I concur with both Carla and Nemos. Finding and keeping suitable good candiate is fairly complex task. I may like to add following to it.
HR Department - I have faced few interviews at MNC. In these organizations technical interview were all good, but at the end HR person ask you typical questions. As engineer, you may reply it little differently and dissapointed HR person immediately disqualify you. HR department has little understanding and much more power as compare to technical requirement. It was little difficult for me to comprehend it.
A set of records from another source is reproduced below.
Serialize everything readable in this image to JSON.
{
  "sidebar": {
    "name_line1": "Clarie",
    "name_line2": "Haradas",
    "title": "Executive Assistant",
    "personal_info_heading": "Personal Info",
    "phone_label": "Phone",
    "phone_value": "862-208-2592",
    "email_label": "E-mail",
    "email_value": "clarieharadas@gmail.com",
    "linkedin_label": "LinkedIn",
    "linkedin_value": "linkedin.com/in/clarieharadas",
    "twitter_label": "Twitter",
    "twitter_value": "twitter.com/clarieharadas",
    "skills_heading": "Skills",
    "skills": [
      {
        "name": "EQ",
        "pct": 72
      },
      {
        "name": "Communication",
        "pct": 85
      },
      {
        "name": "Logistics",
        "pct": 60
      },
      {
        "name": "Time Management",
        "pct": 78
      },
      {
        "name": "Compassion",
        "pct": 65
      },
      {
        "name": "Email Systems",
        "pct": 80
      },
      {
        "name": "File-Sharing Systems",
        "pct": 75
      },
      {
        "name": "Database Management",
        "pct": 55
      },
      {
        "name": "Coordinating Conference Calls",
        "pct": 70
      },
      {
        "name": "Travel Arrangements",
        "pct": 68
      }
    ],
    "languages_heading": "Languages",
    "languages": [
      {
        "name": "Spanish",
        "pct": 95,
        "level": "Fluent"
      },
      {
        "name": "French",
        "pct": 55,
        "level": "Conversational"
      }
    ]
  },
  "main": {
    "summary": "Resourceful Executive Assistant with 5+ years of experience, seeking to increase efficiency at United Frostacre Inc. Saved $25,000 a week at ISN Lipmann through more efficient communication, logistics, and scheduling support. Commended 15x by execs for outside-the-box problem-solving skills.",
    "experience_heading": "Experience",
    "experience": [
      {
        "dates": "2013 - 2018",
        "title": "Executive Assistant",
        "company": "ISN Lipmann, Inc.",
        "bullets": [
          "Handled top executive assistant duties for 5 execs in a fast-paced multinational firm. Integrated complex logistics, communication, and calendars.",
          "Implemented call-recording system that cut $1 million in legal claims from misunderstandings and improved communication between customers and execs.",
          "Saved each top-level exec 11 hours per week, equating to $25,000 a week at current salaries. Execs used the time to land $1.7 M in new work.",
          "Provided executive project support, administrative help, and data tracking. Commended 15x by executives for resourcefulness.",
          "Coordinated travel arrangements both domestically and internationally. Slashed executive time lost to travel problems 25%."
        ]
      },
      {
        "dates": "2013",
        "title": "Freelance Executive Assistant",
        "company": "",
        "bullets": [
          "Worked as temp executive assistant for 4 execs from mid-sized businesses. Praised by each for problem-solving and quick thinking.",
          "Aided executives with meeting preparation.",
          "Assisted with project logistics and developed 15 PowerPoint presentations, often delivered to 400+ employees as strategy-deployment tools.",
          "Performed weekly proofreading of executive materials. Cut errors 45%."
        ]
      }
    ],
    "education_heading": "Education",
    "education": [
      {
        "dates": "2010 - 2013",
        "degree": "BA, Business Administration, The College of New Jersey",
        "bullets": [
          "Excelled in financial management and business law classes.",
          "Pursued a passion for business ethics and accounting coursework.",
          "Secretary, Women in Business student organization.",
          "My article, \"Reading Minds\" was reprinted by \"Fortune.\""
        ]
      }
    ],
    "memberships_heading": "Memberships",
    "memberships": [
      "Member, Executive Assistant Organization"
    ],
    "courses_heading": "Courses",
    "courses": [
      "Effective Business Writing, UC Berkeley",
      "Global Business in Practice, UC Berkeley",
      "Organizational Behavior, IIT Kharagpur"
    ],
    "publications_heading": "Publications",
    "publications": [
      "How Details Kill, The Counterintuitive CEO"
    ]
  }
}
Over Qualifications, differernt qualifications - I had many new projects and needed new engineers to finish them on time. Work was mainly PCB design and cable assembly. They approved two new engineer posts for it. I just wanted average engineer who is interested in PCB design and also enjoy making complex wire harness. However, my HR department forwards me all resumes with engineers with FPGA design experience. I tried to explain them need. But it was very difficult for them.
There is urgent need to enhance the recruitment process.
"In fact, other studies have shown that once the number of people in the interviewing and hiring process exceeds three, the probability of a bad hire is greater."
Passing from two or more interviews for one job position you will realize how hard and difficult is to have the job even if you have the qualifications that needed. The most common mistake that a lot of recruiters do in hiring process is that they are trying to find the "perfect" one and as nobody is perfect when you have three or more people responsible for hiring makes the hiring process too difficult.
In a conclusion, give to people the opportunity to prove that they have a value and they are suitable forthe position.
EBN Dialogue enables and encourages you to participate in live chats with notable leaders and luminaries. Not only editors and journalists, but the entire EBN community is able to comment and ask questions. Listed below are upcoming and archived chats.
Thailand Stages a Comeback Join EBN contributor Jennifer Baljko on Thursday August 23, 2012, at 11:00 a.m. EST for a live chat on how electronic manufacturers in Thailand have shored up their supply chain to reduce the impact of future natural disasters.
Microsoft Surface: Potential Winners & Losers What are the implications for the electronics industry supply chain of Microsoft Corp.'s decision to launch its own tablet PC? Join industry veteran and EE Times' systems and OEM expert Rick Merritt on Tuesday, July 3, at 12:00 pm EDT for a Live Chat on this subject.
Join EBN contributor Jennifer Baljko on Thursday August 23, 2012, at 11:00 a.m. EST for a live chat on how electronic manufacturers in Thailand have shored up their supply chain to reduce the impact of future natural disasters.
Peter Drucker famously said "Trying to predict the future is like trying to drive down a country road at night with no lights while looking out the back window." Yet in the razor's-edge world of electronics—with a lean supply chain and just-in-time demands—the need to know the future is vital.
While no one really can accurately predict the future, we can take guidance from another Drucker saying which is the best way to predict the future is to create it.
You've heard the saying "the No. 1 supply chain risk is your people." That hasn't always been the case. But today's complex global supply chain requires a new type of multitalented employee. It's one who understands, finance, marketing, economics, is savvy with technology, graceful with relationships and can think analytically.
Where are these people? Are universities properly preparing the next generation supply chain professionals? How do train your existing workforce for these new, demanding positions?
Brian Fuller, editor-in-chief of EBN, will lead a 60-minute Avnet Velocity panel discussion that will ask and answer these and other questions swirling around today's supply-chain talent challenges.